ASSIGNMENT | Every line of the records that holds the word "screenshot" should be copied out.

DATA SECTION |

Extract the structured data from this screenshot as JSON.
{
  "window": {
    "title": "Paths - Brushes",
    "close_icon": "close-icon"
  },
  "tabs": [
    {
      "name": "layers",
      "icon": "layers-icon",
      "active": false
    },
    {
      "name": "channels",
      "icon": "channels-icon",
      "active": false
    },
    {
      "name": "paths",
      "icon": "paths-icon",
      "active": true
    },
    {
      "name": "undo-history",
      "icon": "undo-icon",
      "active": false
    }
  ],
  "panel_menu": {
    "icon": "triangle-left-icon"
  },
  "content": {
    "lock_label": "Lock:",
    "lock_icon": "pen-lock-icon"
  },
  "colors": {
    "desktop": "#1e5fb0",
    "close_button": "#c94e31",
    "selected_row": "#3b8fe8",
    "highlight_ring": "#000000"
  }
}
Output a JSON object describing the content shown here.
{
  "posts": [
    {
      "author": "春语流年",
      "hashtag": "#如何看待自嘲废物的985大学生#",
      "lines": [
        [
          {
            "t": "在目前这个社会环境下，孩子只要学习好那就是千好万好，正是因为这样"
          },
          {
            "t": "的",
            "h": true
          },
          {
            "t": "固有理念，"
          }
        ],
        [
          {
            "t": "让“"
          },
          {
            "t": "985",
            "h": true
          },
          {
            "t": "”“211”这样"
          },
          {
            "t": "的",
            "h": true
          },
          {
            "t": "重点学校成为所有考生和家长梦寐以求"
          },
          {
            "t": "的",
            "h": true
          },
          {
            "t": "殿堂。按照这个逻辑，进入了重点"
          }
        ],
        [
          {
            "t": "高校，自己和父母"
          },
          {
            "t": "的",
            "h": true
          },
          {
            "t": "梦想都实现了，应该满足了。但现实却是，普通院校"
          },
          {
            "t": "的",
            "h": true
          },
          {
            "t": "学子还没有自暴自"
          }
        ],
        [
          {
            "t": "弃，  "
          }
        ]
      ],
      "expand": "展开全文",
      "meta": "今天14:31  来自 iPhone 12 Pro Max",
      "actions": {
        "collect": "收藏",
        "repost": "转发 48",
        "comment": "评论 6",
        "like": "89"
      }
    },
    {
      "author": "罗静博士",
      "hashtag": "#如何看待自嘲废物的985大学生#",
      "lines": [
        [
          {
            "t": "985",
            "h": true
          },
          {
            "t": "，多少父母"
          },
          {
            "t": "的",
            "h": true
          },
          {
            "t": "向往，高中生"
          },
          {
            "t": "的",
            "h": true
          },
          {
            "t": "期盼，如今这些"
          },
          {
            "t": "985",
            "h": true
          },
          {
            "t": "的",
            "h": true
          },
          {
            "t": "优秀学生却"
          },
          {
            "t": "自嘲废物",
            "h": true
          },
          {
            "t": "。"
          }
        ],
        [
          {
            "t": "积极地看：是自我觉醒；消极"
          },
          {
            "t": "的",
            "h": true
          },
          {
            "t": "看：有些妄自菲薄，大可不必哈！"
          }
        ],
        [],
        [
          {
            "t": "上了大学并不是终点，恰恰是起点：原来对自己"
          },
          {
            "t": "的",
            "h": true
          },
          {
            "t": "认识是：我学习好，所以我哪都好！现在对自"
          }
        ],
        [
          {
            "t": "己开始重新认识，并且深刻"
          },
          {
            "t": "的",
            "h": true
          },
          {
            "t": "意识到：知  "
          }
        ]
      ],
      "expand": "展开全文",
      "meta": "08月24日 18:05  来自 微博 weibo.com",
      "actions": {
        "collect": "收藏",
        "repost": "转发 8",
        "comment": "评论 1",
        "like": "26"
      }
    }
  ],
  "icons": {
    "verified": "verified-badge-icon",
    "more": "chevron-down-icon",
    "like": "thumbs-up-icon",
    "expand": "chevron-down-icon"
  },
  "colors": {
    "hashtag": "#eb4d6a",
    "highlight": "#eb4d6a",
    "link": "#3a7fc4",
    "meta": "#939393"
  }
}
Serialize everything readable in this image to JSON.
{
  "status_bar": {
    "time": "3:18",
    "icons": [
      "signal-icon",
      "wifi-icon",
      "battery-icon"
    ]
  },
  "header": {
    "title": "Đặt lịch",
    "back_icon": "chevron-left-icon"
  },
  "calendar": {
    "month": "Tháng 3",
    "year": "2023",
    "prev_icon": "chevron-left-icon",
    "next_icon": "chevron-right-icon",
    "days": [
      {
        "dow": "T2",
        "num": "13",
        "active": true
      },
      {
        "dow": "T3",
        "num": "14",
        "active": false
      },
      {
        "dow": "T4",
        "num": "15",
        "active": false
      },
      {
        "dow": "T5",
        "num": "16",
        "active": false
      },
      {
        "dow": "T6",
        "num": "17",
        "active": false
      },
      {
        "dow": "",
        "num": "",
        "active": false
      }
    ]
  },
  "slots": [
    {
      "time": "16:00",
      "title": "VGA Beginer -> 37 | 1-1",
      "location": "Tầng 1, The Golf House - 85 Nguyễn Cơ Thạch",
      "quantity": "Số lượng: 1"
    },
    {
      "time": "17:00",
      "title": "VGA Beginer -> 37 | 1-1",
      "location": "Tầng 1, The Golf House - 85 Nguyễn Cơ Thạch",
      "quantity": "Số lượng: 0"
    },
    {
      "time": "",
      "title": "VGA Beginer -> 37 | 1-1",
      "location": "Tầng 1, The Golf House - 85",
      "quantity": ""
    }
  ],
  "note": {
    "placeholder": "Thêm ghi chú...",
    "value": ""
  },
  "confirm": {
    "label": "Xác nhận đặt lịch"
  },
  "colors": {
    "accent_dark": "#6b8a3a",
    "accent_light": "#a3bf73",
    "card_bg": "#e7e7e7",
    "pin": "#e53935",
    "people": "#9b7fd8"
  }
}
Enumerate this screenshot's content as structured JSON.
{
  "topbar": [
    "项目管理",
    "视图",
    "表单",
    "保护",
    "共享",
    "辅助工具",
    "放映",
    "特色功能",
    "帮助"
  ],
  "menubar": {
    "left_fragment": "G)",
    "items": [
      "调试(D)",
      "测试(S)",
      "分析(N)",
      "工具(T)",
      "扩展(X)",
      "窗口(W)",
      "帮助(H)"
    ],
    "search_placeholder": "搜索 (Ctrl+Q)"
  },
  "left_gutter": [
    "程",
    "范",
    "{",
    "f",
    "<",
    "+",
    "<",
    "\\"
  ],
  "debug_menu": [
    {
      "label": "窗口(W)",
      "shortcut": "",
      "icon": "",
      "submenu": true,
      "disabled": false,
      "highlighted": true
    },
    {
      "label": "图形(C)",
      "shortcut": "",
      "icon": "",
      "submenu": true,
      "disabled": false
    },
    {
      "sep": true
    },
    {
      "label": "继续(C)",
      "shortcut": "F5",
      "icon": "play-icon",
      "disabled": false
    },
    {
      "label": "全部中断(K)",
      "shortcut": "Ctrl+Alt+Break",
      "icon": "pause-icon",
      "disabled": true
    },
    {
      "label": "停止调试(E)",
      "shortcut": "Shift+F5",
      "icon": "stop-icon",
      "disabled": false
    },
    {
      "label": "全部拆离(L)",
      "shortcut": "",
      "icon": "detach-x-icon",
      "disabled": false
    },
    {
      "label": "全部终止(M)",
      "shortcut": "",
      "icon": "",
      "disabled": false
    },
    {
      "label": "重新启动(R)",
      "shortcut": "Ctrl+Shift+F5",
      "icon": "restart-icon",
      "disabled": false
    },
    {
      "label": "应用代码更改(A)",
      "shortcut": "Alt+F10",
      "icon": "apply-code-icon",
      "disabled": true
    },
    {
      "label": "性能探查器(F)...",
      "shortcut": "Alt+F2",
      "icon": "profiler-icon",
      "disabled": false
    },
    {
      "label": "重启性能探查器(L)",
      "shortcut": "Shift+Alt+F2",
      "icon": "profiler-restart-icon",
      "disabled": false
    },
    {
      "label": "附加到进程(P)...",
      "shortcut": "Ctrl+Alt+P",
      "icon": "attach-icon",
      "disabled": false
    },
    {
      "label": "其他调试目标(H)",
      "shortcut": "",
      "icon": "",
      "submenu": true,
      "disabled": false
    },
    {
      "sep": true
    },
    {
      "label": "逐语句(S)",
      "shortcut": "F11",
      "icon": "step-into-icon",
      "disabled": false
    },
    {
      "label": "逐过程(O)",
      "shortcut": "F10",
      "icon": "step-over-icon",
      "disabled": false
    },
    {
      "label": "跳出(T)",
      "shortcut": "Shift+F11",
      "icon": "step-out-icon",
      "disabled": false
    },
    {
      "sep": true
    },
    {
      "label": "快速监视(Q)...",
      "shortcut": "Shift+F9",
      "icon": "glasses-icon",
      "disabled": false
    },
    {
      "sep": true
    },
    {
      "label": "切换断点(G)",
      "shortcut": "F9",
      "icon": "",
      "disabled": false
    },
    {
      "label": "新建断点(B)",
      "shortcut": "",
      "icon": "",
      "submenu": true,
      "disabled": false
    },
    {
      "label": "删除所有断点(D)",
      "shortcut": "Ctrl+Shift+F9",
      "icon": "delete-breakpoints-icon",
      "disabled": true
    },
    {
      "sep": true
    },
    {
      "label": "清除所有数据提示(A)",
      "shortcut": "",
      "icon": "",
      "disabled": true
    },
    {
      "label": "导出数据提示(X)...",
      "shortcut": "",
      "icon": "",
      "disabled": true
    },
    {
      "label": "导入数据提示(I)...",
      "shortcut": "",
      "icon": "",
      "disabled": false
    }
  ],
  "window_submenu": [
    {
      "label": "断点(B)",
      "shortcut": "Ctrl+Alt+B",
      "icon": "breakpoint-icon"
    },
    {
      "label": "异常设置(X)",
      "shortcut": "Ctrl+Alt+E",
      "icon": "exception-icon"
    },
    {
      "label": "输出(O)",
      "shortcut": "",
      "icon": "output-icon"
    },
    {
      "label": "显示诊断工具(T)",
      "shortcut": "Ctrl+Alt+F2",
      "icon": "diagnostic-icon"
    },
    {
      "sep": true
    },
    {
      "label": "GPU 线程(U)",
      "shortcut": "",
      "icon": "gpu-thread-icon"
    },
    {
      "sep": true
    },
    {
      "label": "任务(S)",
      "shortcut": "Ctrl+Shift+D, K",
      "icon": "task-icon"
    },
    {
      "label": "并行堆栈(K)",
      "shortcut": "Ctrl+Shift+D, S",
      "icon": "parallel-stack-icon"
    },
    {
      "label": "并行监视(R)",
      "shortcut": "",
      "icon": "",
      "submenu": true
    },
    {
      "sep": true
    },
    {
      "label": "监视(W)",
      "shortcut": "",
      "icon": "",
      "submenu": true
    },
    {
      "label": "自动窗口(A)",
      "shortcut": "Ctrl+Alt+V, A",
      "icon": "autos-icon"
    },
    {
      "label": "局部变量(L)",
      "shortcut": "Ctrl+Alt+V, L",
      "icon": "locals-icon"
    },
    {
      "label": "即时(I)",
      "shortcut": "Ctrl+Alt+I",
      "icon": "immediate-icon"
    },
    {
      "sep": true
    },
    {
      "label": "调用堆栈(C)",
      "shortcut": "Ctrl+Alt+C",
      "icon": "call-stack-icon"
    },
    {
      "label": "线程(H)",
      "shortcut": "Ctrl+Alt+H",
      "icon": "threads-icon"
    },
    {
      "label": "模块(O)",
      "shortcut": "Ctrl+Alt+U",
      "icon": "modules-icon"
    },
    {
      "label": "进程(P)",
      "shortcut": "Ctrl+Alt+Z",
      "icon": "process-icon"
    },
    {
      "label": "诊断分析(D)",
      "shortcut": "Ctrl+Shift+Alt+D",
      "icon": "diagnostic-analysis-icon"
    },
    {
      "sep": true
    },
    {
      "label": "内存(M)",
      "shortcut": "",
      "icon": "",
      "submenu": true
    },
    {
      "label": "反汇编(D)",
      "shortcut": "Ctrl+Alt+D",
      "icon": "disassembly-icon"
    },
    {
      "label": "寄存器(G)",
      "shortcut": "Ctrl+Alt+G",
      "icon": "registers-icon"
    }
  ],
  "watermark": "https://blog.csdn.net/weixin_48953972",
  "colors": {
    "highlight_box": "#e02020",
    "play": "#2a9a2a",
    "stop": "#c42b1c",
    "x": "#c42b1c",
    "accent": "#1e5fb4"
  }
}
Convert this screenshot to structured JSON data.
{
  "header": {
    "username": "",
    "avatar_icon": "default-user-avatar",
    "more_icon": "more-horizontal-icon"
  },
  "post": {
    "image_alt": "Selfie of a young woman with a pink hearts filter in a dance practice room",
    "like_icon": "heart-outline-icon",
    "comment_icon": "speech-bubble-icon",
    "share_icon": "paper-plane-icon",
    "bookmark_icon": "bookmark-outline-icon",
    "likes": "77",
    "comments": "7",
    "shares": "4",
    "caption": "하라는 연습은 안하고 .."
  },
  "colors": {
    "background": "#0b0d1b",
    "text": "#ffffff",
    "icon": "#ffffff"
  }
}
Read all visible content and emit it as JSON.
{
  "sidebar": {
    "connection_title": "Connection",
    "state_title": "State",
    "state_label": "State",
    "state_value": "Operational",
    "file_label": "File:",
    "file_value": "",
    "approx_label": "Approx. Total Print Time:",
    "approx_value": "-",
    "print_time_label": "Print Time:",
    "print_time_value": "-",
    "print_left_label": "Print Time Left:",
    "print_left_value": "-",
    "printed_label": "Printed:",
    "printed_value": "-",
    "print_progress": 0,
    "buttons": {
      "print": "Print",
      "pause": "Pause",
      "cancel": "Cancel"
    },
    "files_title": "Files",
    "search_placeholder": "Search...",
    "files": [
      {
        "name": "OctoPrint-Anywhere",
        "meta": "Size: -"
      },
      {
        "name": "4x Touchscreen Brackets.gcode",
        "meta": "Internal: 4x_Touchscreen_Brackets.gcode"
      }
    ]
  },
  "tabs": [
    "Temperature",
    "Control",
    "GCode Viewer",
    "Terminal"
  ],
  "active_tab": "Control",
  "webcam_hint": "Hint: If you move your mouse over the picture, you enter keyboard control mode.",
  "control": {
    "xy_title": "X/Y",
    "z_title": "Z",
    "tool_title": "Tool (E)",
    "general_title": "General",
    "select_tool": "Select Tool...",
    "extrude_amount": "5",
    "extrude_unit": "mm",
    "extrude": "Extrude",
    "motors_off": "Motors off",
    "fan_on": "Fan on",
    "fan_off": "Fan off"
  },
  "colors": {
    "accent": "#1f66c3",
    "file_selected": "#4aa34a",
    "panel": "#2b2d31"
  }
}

SOLUTION FOR THIS EXERCISE |
Extract the structured data from this screenshot as JSON.
Enumerate this screenshot's content as structured JSON.
Convert this screenshot to structured JSON data.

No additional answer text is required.